Most of us have a vague memory of the first cocktail ordered in a bar. (Maybe not the last of the night, but the first for sure.) For Shatbhi Basu, his most memorable cocktail “first” was behind the bar, not in front. From a dry martini prepared from memory in a Chinese restaurant to running her own academy, she rose through the ranks of the industry and is today an internationally renowned consultant and master mixologist.
Since starting her career at the age of 21 and finding herself in love with the world of bartending and mixology, she has defined a revolutionary career path. As a consultant and brand ambassador, she has brought all of her considerable skills and knowledge to revolutionizing restaurant menus and championing global education. Now she’s nurturing the next generation of bartenders with the STIR Academy of Bartending. This year the academy celebrates its 25th year of creating new opportunities for young hopefuls looking to start a career in bartending.
In April 2022, she received another honor when she was inducted into the 63rd group of Keepers of the Quaitch – an ancient and exclusive society to recognize the exceptional commitment of those who produce, promote or protect fine Scotch whisky.
Now she looks back on the path she took to get here and on her next destination.
How did you get into the world of mixology?
Honestly, I didn’t choose the world of mixology to start with. I wanted to be a cook. Came across this while dealing with service in the restaurant which included the bar. I wasn’t comfortable knowing food well enough but not drinking well enough, so I started studying it so I could be good at my job!
But the more I delved into its intricacies, the more interested I became, and that pushed me to do my best.

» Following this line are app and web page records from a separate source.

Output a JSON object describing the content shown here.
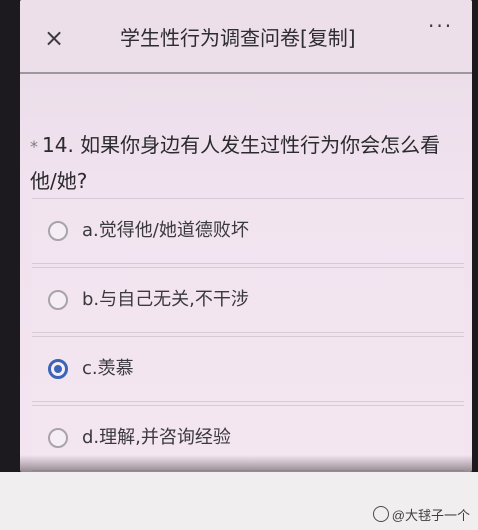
{
  "header": {
    "close_label": "×",
    "title": "学生性行为调查问卷[复制]",
    "more_label": "···"
  },
  "question": {
    "required_mark": "*",
    "text": "14. 如果你身边有人发生过性行为你会怎么看他/她?"
  },
  "options": [
    {
      "label": "a.觉得他/她道德败坏",
      "selected": false
    },
    {
      "label": "b.与自己无关,不干涉",
      "selected": false
    },
    {
      "label": "c.羡慕",
      "selected": true
    },
    {
      "label": "d.理解,并咨询经验",
      "selected": false
    }
  ],
  "watermark": {
    "icon": "weibo-icon",
    "text": "@大毬子一个"
  },
  "colors": {
    "accent": "#3b63b7",
    "background": "#f0e2ee"
  }
}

It just kept growing and the learning hasn’t stopped since. The study of spirits, wine, beer and more is ever-changing and nuanced and applying all of this to mixology is both an art and a science. Now it’s a continuous passion to build and share
How did you feel about being considered the first female bartender in India?
Very simply, I never thought of myself as the first woman in anything. I was just one of many who chose to be in the food and beverage industry in the hospitality industry trying to carve out a career worth being proud of. Be the best you can be and learn as much as you can. I think it was my focus that got me where I am and the love I found for what I did along the way that helped me
So you haven’t faced any negativity within the industry for being a woman?
Absolutely not. No negativity at all. Some apprehension perhaps. But otherwise, it was just encouragement and an opportunity to do well. The thing was, I was just a person doing a good job like everyone else. I never chose to stand out as a woman in a man’s world, but simply the best professional I could be.
It allowed me to experiment and learn to become the best version of myself. The bartender literally taught me everything – from history and geography to skills and communication, art and culture and boosted my science game dramatically! I’m patient with this. I can write and teach because of it. I’m a better person for that.
What do you consider your greatest achievement?
The knowledge I shared enabled a generation of bartenders to have great careers and were able to support their families while feeling a sense of accomplishment that was missing in their lives.
With all that you have already done, what is the future vision for STIR Academy and its students?
I started the education revolution in 1997 – the 50th year of India’s independence. I called it STIR! A call to wake up and do something big. It has been exactly 25 years since August this year – the 75th year of India’s independence. It really makes me feel good that so much has happened since then and how we as bartending professionals have evolved and brought about such a change in the way bartenders are viewed and respected. Just for that, I’m happy!
What key skills do you teach every bartender under your tutelage?
- Constant learning
- Good communication
- The ability to share
- Flavor profiling
- keep an open mind
- Leveling Techniques
- Create from a vision of the end!
What consumer trends do you love and hate?
I don’t think I really hate anything! Trends come and go. They are all fads in one way or another. Like a circle. Look at fashion too. The clothes I wore years ago are back in style. It’s the same with cocktails. We’re about to bring back the classics of the late 19th and early 20th century. Some of the greatest early drinks suited to today’s palate.
The clarification technique is hardly an obsession with so many bartenders. Makes great cocktails but not too sure about the flavor nuances. Some are lost in the process.
Their obsession with good ice cream, however, I think is just spot on.
A drink without any toppings is what I would definitely object to. To call it minimalist would be to insult its intelligence! Pure laziness.
Read also: Do you like cocktails? Try These 3 Ways To Top Your Drink
Is there anything in the industry that you would change in the industry today?
It would be nice to bring back some of the fun and interaction we had with our customers at the bar. The jokes and tricks with good drinks. I miss it these days. Joke. The occasional stimulating conversations. The stories. It’s important to keep it alive because in the end, people want to relax in a bar.
Do you sometimes feel like you still have room to grow?
Still! My life has been one of constant reinvention. New areas of interest. New learning. Or even return to those set aside for later
What is your advice for aspiring mixologists or bartenders?
Do what you do because you can’t stop thinking about it. Aim to be the best you can be no better than anyone else. Be inspired by someone, but always make your own statement and stamp.
Above all… be passionate.